I’m tired of photography content on the internet, especially when it relates to gear: ‘buy this,’ this is better than that,’ etc.… For me, all the noise that revolve around any specific camera you can think of is unbearable; and for that reason, I’m turning to printed publications when it comes to seeking art content. There's no point in denying that the internet is a great resource, the opportunities to discover new talent, techniques or cutting-edge equipment are all online. However, after getting into the habit of binge-watching YouTube videos that focus on pixel quality I'm beginning to feel exasperated with photography, and so I need to stop doing that. Somehow, rather than nurturing my creative process, it feels like those videos are there just to make a sales pitch. (which most likely they are) and is not cool feeling down for not being able to afford the latest and greatest. Besides, I realized how much I enjoy turning the page when feeling like it and taking my time digesting the image in front of me. Viewing art content online is by no means a match to the tactile experience I get from any art book out there. Online feels rushed, and synthetic; like the equivalent of eating in a fast food restaurant. An art book will always be more fulfilling.

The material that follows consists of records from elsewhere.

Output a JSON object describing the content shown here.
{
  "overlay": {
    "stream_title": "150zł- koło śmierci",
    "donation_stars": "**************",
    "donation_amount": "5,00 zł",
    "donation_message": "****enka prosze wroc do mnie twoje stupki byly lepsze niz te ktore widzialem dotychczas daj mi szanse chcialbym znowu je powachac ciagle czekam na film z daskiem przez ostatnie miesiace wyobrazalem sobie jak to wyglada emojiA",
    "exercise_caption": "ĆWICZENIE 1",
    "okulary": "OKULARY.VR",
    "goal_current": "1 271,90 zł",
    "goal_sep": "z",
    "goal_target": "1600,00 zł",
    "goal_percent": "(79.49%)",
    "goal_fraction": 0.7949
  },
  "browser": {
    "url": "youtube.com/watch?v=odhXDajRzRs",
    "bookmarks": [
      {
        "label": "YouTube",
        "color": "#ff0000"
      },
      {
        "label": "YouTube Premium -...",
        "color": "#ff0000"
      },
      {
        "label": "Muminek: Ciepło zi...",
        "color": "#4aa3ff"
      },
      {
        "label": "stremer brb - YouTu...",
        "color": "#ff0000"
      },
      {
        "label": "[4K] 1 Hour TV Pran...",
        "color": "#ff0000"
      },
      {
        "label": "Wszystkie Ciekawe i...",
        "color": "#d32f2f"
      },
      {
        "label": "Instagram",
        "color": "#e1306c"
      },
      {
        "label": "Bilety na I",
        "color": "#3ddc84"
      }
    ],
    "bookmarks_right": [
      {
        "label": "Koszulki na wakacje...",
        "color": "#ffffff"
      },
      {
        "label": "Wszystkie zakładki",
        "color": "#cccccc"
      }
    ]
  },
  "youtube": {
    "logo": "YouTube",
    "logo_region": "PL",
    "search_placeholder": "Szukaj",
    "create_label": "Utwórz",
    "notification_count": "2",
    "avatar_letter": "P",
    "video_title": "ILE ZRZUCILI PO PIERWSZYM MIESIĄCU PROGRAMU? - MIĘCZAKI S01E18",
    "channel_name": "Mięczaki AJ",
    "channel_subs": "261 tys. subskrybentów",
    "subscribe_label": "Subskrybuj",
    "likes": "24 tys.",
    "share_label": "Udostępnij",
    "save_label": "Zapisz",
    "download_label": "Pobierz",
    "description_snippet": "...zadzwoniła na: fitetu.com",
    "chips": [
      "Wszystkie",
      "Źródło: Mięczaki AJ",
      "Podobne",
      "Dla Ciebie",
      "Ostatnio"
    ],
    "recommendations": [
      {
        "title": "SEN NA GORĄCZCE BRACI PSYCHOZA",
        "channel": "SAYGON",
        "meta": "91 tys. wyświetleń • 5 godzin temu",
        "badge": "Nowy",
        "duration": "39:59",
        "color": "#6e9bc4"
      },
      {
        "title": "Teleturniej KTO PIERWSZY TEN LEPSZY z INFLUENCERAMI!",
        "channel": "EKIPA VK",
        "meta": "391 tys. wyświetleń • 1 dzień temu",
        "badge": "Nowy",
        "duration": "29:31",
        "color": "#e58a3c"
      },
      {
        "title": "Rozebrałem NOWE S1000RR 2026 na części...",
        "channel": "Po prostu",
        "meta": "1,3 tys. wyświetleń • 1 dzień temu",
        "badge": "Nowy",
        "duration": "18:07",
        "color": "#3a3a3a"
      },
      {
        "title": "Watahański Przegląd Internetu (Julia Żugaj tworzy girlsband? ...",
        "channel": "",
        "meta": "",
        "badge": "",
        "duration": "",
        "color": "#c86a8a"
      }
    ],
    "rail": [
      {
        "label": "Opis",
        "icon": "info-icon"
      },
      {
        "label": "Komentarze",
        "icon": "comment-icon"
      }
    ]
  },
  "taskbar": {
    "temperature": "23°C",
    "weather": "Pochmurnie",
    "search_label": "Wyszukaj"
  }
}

One book I enjoyed a lot was “How New York Breaks Your Heart,” by Bill Hayes. (www.billhayes.com). I like the simplicity with which its laid out, how the photographs anchor the body copy, which consists of what sounds like a beautiful poem to New York City. Is easy to lose track of timing when browsing through its pages, many of the photographs, especially his black and white portraits, seem as if they were taken decades earlier and not in post-911 America. His approach to color is also quite striking; I enjoy how he juxtaposed complementary tones, especially the street portraits he shot against neutral backgrounds. The people in those pictures all evoke a great deal of elegance and sophistication. However, the one thing I enjoy most and what I think is the common thread in this book is the facial expressions of each person appearing in the book. Each person seems at ease and comfortable, which leads me to think that Bill Hayes is a photographer who knows how to connect with each person, and that’s something gear alone cannot can give you, no matter the amount of pixels you get from your camera.